Sometimes I want to have more context and facial texture in the subject. If you have directional sunlight position your subject to face the light and slightly underexpose the skin tones. This way the back of their head will darken but the face will have skin texture. Make sure to place the facial line in darker parts of the second image so that you don’t blow out the skin tones and lose the whole face.

You can use anything for the second photo, I like using natural things like trees and flowers. The sky is your friend, use it to your advantage in both the base and overlay images.




Topic Filter: Commercial / Landscape / Portrait / Stock / What's Hot

Related Tutorials


Martin Lawrence

After many years as a keen amateur photographer, I decided to start a small landscape photography business called Lakescenes which I ran alongside my main job as an IT Manager. As business increased, I found myself working long, but rewarding, hours just to keep up […]

Read More

Rob Sheppard

Rob Sheppard is a naturalist, nature photographer and videographer who says his favorite location is the one he is in at any time. He is the author/photographer of over 40 books, as well as a well-known speaker and workshop leader, and a Fellow with the […]

Read More

Gary Hart

Gary Hart has photographed California’s natural beauty for over 30 years. Gary’s photos and writing have appeared in many publications, most recently Outdoor Photographer and Sierra Heritage magazines. You’ll also find his images in greeting cards, postcards, calendars, and many galleries and private collections throughout the world.

Read More

Jaroslav Wieczorkiewicz

Originally from Poland, based in London UK, Jaroslav has background in Fine Arts, degree in Architecture, and wide array of experience. Being an Architect taught him how to be resourceful and to solve complex problems with simple, yet innovative solutions. Constant passion for graphic & […]

Read More

What's Hot

Beauty Lighting for Stills and Video

Trying New Things I definitely fall into the category of photographers who get bored doing the same thing over and over again. Although I am often hired to shoot a style that my clients see on my website or portfolio, or shoot images for a […]

Click to Watch

Taking Control of Contrast, Saturation and Sharpness

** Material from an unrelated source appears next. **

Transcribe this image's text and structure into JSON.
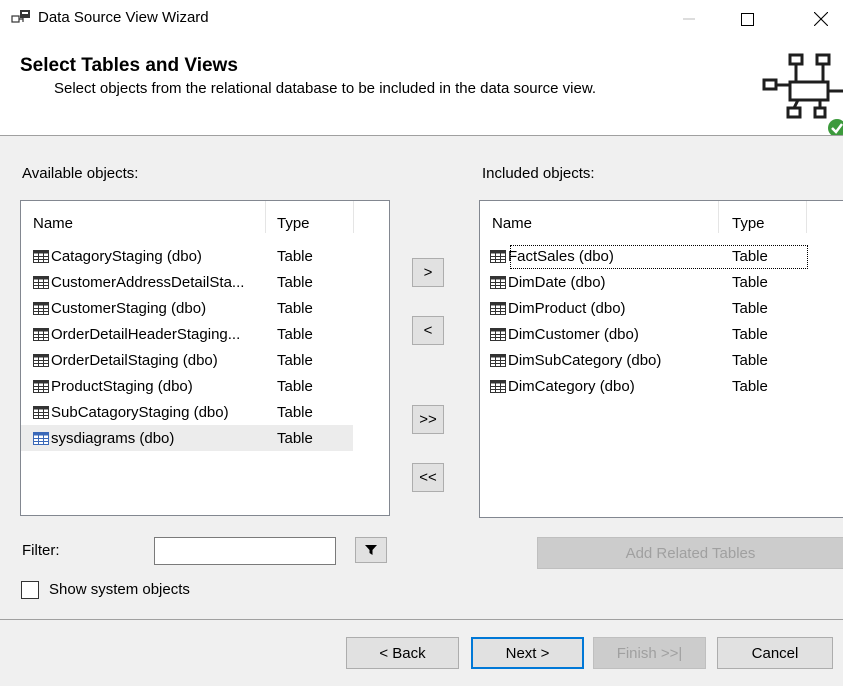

Taking Control of Contrast, Saturation and Sharpness is at the very heart of photography. When you shoot a photo on your camera one of two things happen. Either the camera saves the image as a Raw file or as a Jpeg. The fundamental difference between […]

Read More

Take your best ever Christmas photos

While the packed supermarkets, heaving shopping malls and congested traffic networks can try the patience of even the biggest Christmas fan, there is no doubt that this is a really magical time of year for the family photographer. Here are five ways to get your […]

Read More